REQUIREMENT:
Pull every line from the records that has the word "услуги" in it.

━━━ THE RECORDS

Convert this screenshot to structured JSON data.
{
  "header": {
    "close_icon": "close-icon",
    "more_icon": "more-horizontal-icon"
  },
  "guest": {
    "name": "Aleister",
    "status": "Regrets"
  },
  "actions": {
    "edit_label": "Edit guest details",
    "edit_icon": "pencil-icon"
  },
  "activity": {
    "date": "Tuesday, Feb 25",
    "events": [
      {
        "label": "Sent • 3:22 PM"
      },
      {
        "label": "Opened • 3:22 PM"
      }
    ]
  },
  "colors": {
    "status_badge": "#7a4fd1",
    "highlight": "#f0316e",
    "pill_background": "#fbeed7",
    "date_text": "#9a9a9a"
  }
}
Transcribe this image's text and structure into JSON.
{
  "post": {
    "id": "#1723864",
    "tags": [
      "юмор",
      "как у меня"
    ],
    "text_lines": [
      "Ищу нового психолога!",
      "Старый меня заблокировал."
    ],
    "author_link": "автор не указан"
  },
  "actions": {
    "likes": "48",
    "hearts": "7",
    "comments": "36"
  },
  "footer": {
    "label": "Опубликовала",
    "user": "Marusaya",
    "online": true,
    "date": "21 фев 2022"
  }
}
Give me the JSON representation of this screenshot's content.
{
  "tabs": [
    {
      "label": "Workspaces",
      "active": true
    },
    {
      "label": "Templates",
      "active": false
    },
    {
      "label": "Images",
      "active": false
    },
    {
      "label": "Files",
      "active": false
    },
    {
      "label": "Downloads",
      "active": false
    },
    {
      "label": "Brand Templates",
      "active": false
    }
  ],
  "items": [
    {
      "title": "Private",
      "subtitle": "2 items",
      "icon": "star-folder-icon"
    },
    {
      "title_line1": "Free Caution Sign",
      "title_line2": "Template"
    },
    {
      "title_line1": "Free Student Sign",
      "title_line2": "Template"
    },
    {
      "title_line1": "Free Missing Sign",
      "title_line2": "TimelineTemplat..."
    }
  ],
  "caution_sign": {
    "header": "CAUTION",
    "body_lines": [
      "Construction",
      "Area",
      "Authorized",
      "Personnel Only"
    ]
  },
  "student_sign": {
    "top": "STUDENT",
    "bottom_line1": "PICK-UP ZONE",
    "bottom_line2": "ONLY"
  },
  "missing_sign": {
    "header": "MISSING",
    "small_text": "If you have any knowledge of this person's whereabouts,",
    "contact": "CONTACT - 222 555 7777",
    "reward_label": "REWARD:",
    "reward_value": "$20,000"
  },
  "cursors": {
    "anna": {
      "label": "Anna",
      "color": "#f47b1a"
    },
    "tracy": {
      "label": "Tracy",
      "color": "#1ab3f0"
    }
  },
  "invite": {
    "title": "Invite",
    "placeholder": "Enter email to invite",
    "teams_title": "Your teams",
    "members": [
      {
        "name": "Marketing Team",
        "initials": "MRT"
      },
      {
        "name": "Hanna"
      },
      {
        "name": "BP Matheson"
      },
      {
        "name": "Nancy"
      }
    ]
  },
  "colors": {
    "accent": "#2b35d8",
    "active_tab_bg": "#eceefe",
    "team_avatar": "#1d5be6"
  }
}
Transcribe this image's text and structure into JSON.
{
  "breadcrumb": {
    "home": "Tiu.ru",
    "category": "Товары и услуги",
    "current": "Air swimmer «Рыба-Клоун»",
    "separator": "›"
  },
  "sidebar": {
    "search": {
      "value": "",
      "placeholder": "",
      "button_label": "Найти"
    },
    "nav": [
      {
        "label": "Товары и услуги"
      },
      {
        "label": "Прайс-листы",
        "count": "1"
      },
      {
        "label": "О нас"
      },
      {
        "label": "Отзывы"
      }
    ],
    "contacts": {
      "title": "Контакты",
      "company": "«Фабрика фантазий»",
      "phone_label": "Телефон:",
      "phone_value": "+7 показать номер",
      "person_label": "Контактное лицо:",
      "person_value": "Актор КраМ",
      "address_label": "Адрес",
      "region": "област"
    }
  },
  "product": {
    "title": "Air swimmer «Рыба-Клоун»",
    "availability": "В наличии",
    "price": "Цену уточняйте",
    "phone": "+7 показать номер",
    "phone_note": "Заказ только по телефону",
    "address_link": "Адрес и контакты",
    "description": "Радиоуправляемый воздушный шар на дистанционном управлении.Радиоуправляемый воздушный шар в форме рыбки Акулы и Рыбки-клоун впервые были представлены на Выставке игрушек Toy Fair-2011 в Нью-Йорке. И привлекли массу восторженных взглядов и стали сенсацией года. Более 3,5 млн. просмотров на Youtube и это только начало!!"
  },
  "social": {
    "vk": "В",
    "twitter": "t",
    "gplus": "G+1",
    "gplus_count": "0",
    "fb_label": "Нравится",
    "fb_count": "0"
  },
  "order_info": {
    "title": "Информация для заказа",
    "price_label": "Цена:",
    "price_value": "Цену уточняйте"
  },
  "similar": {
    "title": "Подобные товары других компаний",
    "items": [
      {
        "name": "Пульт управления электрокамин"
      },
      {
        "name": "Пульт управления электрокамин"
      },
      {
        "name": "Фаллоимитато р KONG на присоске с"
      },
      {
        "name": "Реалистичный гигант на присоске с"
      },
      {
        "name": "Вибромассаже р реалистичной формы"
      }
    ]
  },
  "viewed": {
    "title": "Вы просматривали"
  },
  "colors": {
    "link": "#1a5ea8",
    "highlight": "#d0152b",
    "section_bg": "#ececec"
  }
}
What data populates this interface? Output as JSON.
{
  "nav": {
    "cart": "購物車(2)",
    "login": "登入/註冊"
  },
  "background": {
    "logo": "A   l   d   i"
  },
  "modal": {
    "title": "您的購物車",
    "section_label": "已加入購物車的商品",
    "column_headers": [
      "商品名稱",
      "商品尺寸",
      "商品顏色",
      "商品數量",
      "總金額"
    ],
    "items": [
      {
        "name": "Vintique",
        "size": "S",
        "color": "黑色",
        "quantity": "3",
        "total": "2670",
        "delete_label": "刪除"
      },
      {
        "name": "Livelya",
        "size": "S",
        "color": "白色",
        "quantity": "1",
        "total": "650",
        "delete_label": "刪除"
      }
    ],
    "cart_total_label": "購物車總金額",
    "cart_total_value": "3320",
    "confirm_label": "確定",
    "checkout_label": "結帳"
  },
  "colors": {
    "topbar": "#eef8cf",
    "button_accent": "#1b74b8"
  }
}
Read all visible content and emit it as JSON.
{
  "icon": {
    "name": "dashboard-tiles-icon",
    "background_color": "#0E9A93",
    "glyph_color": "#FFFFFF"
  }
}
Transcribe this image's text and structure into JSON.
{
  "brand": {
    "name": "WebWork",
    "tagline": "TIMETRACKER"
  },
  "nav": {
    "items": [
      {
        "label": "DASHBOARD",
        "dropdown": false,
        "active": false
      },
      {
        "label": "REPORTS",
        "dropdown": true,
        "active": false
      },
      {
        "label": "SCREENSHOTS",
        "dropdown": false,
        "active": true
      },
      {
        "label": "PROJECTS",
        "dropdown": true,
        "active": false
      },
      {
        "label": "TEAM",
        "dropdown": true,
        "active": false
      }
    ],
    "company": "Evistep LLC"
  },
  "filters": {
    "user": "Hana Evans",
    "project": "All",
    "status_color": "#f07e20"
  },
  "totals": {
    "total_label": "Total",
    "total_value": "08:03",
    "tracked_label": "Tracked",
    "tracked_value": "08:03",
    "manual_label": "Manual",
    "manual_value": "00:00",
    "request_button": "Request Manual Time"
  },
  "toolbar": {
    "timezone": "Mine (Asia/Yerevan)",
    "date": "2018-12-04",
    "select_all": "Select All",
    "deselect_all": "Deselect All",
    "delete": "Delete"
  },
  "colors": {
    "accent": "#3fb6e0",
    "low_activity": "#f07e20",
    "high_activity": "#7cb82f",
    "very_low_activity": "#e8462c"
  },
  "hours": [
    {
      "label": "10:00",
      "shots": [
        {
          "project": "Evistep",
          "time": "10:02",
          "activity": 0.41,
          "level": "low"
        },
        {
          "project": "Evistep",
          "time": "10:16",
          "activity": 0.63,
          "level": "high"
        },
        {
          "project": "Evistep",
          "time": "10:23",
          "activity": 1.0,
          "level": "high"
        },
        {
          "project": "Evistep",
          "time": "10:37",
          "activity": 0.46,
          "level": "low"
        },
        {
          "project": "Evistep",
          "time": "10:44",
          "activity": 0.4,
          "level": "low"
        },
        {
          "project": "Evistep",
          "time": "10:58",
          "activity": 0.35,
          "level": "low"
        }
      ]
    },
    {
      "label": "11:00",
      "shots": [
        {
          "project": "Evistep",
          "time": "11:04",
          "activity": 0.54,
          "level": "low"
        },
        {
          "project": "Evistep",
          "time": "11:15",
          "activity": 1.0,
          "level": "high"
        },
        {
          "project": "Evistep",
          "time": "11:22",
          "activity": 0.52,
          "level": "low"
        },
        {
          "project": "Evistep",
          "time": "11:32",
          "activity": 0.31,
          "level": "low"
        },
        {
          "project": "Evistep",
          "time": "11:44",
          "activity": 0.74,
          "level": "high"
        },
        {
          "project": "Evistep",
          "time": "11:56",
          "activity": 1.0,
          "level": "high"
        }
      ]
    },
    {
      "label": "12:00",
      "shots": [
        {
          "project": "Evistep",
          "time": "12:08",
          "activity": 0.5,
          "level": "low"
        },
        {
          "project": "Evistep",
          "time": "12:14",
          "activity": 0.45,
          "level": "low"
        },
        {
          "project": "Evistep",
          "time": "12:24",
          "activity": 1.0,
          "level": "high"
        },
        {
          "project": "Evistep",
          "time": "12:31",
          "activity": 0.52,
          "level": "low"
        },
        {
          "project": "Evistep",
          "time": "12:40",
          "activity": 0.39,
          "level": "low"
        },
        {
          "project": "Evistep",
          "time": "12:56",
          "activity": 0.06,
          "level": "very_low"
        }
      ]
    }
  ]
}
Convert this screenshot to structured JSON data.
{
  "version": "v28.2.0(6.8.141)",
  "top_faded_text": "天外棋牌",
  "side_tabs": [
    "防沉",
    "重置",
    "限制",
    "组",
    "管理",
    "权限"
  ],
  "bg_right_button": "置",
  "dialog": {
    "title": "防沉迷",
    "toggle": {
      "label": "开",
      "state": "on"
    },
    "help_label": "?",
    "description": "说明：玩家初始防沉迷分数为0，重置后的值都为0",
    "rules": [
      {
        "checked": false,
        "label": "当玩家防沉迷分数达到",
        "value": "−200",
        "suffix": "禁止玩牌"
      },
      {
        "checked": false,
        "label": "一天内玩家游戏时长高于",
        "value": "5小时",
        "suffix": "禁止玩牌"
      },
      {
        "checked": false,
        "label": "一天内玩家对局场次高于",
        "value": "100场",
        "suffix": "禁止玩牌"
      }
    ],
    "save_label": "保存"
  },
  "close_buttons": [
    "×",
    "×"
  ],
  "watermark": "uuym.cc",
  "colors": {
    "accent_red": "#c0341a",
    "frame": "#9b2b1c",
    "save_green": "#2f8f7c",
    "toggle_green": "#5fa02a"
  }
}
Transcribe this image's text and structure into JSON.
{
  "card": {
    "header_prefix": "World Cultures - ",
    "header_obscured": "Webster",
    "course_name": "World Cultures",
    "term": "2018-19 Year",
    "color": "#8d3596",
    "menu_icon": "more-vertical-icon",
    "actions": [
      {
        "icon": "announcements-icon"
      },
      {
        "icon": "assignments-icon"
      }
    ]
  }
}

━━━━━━

RESULT:
    "category": "Товары и услуги",
        "label": "Товары и услуги"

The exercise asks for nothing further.